Non-place about Frankfurt
I’m not sure how much Marc Augé had in mind discourses of advertising when he wrote in 1995 about the “non-places” of airport lobbies, train stations, and other generic spaces of transit, “Frequentation of non-places today provides an experience – without real historical precedent – of solitary individuality with non-human mediation (all it takes is a notice or a screen) between the individual and the public authority” (p. 117).
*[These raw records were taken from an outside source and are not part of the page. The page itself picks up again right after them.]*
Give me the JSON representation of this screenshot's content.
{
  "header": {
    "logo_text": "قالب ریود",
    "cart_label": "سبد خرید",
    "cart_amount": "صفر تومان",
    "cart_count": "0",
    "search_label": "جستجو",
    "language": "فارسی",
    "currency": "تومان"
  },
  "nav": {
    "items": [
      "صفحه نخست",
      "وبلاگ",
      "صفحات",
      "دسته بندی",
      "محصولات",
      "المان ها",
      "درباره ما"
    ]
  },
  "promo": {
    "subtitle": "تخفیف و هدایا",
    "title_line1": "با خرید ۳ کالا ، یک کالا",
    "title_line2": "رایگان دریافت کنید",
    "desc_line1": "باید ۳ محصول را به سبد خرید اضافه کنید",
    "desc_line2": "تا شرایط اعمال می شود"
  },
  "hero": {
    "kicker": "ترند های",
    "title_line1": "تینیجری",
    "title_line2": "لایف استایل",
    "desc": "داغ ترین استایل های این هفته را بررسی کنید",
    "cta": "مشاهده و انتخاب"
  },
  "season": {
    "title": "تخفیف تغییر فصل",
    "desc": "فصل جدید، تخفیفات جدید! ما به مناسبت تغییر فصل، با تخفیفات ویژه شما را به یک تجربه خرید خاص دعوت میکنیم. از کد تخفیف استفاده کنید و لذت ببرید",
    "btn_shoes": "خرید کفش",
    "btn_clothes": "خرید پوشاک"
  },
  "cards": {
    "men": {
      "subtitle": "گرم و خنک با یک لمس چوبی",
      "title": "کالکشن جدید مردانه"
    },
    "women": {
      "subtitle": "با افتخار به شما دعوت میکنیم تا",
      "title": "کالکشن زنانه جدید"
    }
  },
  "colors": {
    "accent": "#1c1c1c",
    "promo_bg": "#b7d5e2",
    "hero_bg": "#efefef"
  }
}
But there it is. My napkin and my snack box on this United Airlines flight from San Francisco to Frankfurt inviting me (imploring me?) to enjoy my mini-meal and thanking me for choosing to fly with them. The monitors on the screens that dot the back of chairs and are installed so thoughtfully in front of us on the bulkheads move seamlessly, soundlessly (Were they giving away headphones on this flight? Or did they cost $5?) between mainstream U.S. television programming, important corporate partners, and the UAL maps showing our red line of progress across Greenland, over Iceland, and down towards the continent. And, of course, even at 35,000 feet above the earth, we can rest assured to know that we’re never far away from Starbucks: the familiar circular green logo greets me on the United (?) coffee cup, replete with a warning no doubt the outcome of the McDonalds coffee spill lawsuits: CAUTION: CONTENTS MAY BE HOT! This last remnant of language from the “public authorities” Augé mentions, written in the United font on a Starbucks cup, seems to suggest that even this authority may have passed from the hands of the government to the corporations that now hold our best international travel experiences and coffee-drinking safety at heart.
Wait, did someone say “international”? Yeah, right, this is an international flight. The couple sitting next to me—an Irish woman and a Scottish man and their lovely 21 month-old daughter—seemed real enough, and she had actually stayed in Lyon (where I’m going, I think) through a homestay exchange with a French university student several years ago. “It’s beautiful,” she tells me, “and the food is great.” I am enthused and pull out my French textbook, Chez Nous, to Chapitre 4. We are greeted by the title of “Métro, boulot, dodo”: this emblematic descriptor of the French workday and a photo of a crowd of commuters boarding the metro, itself a non-place par excellance, stares back at us. Sitting in row 32, she going home and I going away, we somehow seem very far away from the chapter subtitle, “La routine de la journée” – the daily routine.
Later, after descending on a cool (at least that’s what the pilot told me—the only ‘real’ air I’ve touched is the weak cross-draft in the tunnel leading to the gate) and overcast (below the cloud cover, that is) morning, I struggle to see what around me might be German, or at very least, different from the airport I left from 12 hours ago. Where might one look to find something of a ‘real place’ in a location that is so prototypically non?
Or is the very task of capturing something of the ‘place’ in a photo, taken while jetlagged, transient, waiting for a connecting flight, conscious of the ‘security risks’ of pointing a digital SLR in an airport (in the clime I come from, at least), and familiar only with the contours but almost none of the meanings of the German language and rhythms of life, false from the very start?